Orange skies

Enjoying the night's breeze and a cup of tea out on the patio, nestled under the Japanese maple. Nothing of note to write; just wanted to spend some time out here, and writing makes a good excuse.

Finished up Fahrenheit 9/11. Regardless of political belief, the one thing that seems clear from the film is that Michael Moore is a manipulative, bitter man. How ironic that a man can be so large and so very, very small at the same time.

Pagliacci's gave me my pizza on the house tonight. I was delighted.

Looking at the patch of sky blanketed by low clouds, orange with the light of the city, I'm wistful and remember. It wasn't until college in Houston that I'd seen the night sky that way—in Iowa, the nights were star-filled, pitch black, or somewhere in between. The city's light was new to me, and I remember so many nights spent on a hidden rooftop perch, looking up with tears in my eyes and so many questions of God. That still happens.

Comments

Fahrenheit and Me

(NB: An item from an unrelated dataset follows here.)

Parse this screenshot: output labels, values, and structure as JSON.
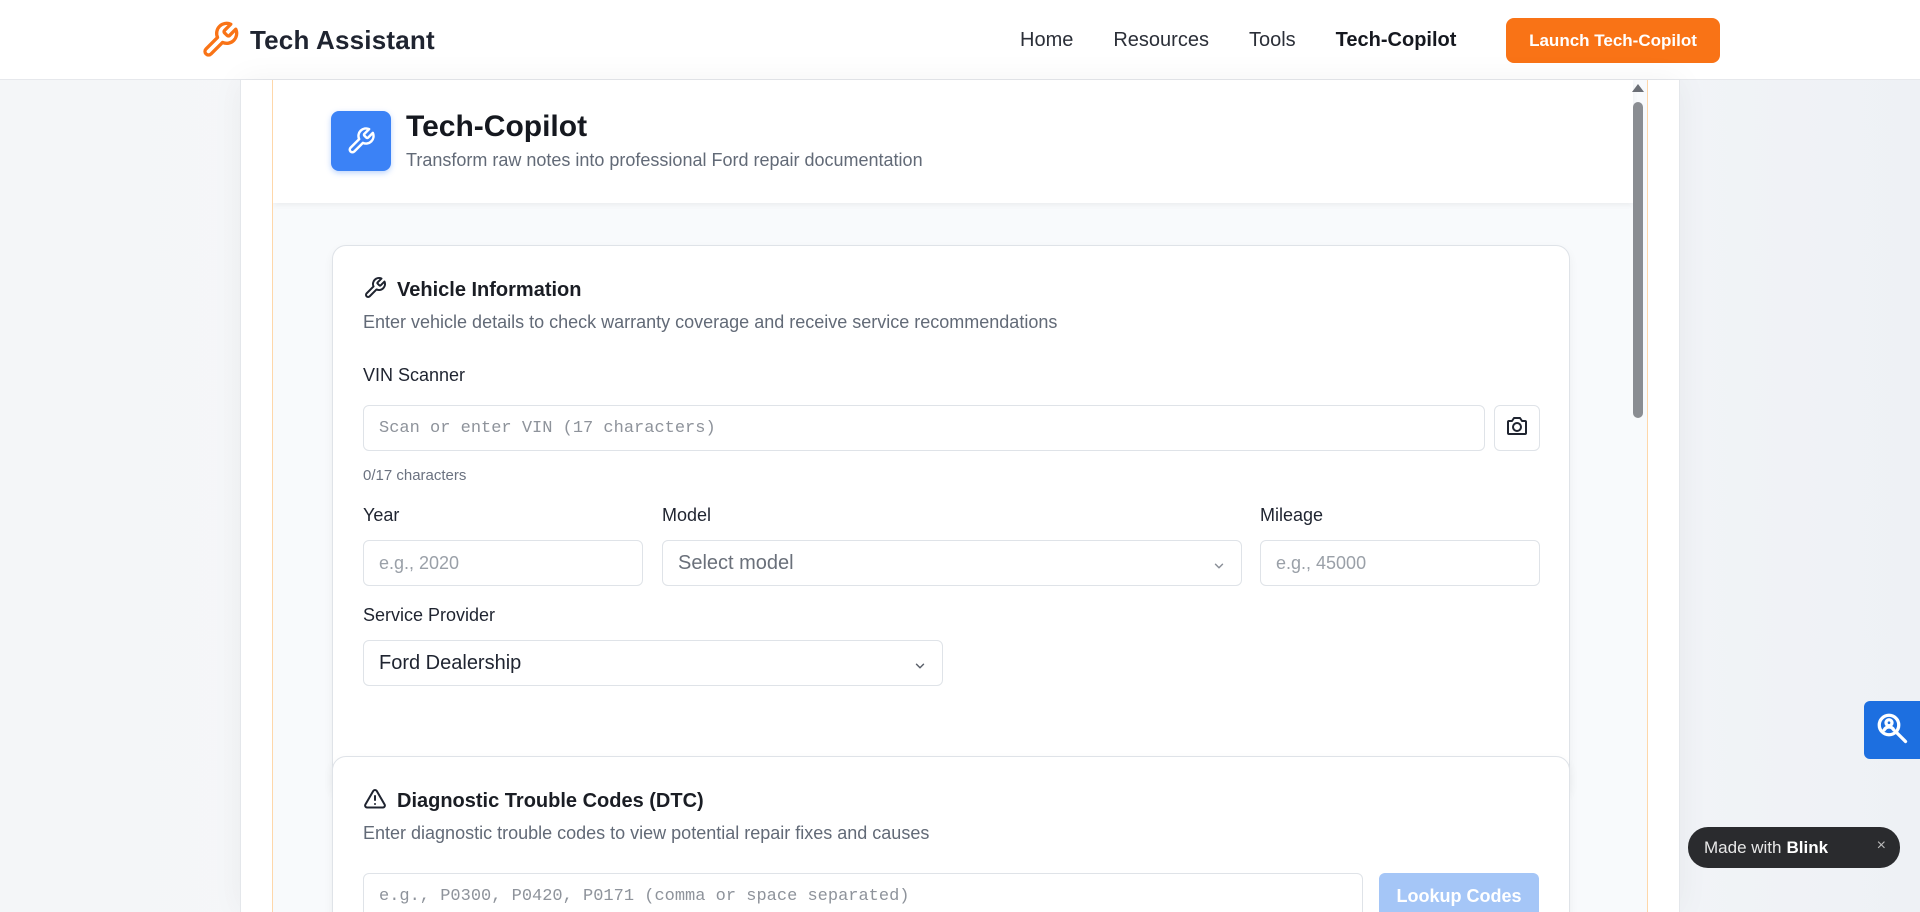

Boy, I remember when that film first came out. A lot of people were very angry. Some people got upset at me for referring to Fahrenheit 9/11 as a documentary. I thought it was a very accurate document of Michael Moore's political daydreams and personal insecurities. I never took it too seriously and had a great time. It seemed like everyone took the film way too seriously (those for it and those against it), and maybe that really was Moore's fault (because he often took himself a little too seriously). But, for a handful of us who could step outside of our own political daydreams and laugh at it all, we had a great time and laughed a lot. And then had some meaningful conversations afterward.